YOUR ASSIGNMENT:
Print out the data that follows exactly, character for character, apart from the pictures.

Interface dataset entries
○ ○ ○ ○
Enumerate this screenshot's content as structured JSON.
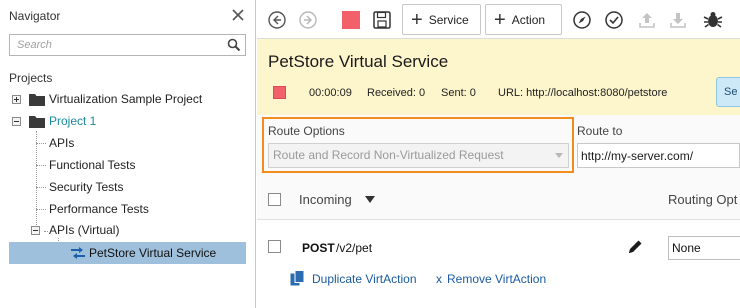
{
  "navigator": {
    "title": "Navigator",
    "search_placeholder": "Search",
    "projects_label": "Projects",
    "tree": {
      "virtualization_sample_project": "Virtualization Sample Project",
      "project_1": "Project 1",
      "apis": "APIs",
      "functional_tests": "Functional Tests",
      "security_tests": "Security Tests",
      "performance_tests": "Performance Tests",
      "apis_virtual": "APIs (Virtual)",
      "petstore_virtual_service": "PetStore Virtual Service"
    }
  },
  "toolbar": {
    "service_label": "Service",
    "action_label": "Action",
    "icons": [
      "back-icon",
      "forward-icon",
      "stop-icon",
      "save-icon",
      "add-service-icon",
      "add-action-icon",
      "compass-icon",
      "checkmark-icon",
      "upload-icon",
      "download-icon",
      "bug-icon"
    ]
  },
  "service": {
    "title": "PetStore Virtual Service",
    "time": "00:00:09",
    "received": "Received: 0",
    "sent": "Sent: 0",
    "url": "URL: http://localhost:8080/petstore",
    "button_cut": "Se"
  },
  "routing": {
    "route_options_label": "Route Options",
    "route_options_value": "Route and Record Non-Virtualized Request",
    "route_to_label": "Route to",
    "route_to_value": "http://my-server.com/"
  },
  "table": {
    "incoming_header": "Incoming",
    "routing_header": "Routing Opt",
    "rows": [
      {
        "method": "POST",
        "path": "/v2/pet",
        "routing_value": "None",
        "duplicate_label": "Duplicate VirtAction",
        "remove_x": "x",
        "remove_label": "Remove VirtAction"
      }
    ]
  },
  "colors": {
    "accent_orange": "#f28c1e",
    "header_yellow": "#fdf5cc",
    "stop_red": "#f2606a",
    "selection_blue": "#9fc0dc",
    "project_teal": "#1a8aa0",
    "link_blue": "#1a5a9e"
  }
}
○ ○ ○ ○
TASK RESULT:
Enumerate this screenshot's content as structured JSON.
{
  "navigator": {
    "title": "Navigator",
    "search_placeholder": "Search",
    "projects_label": "Projects",
    "tree": {
      "virtualization_sample_project": "Virtualization Sample Project",
      "project_1": "Project 1",
      "apis": "APIs",
      "functional_tests": "Functional Tests",
      "security_tests": "Security Tests",
      "performance_tests": "Performance Tests",
      "apis_virtual": "APIs (Virtual)",
      "petstore_virtual_service": "PetStore Virtual Service"
    }
  },
  "toolbar": {
    "service_label": "Service",
    "action_label": "Action",
    "icons": [
      "back-icon",
      "forward-icon",
      "stop-icon",
      "save-icon",
      "add-service-icon",
      "add-action-icon",
      "compass-icon",
      "checkmark-icon",
      "upload-icon",
      "download-icon",
      "bug-icon"
    ]
  },
  "service": {
    "title": "PetStore Virtual Service",
    "time": "00:00:09",
    "received": "Received: 0",
    "sent": "Sent: 0",
    "url": "URL: http://localhost:8080/petstore",
    "button_cut": "Se"
  },
  "routing": {
    "route_options_label": "Route Options",
    "route_options_value": "Route and Record Non-Virtualized Request",
    "route_to_label": "Route to",
    "route_to_value": "http://my-server.com/"
  },
  "table": {
    "incoming_header": "Incoming",
    "routing_header": "Routing Opt",
    "rows": [
      {
        "method": "POST",
        "path": "/v2/pet",
        "routing_value": "None",
        "duplicate_label": "Duplicate VirtAction",
        "remove_x": "x",
        "remove_label": "Remove VirtAction"
      }
    ]
  },
  "colors": {
    "accent_orange": "#f28c1e",
    "header_yellow": "#fdf5cc",
    "stop_red": "#f2606a",
    "selection_blue": "#9fc0dc",
    "project_teal": "#1a8aa0",
    "link_blue": "#1a5a9e"
  }
}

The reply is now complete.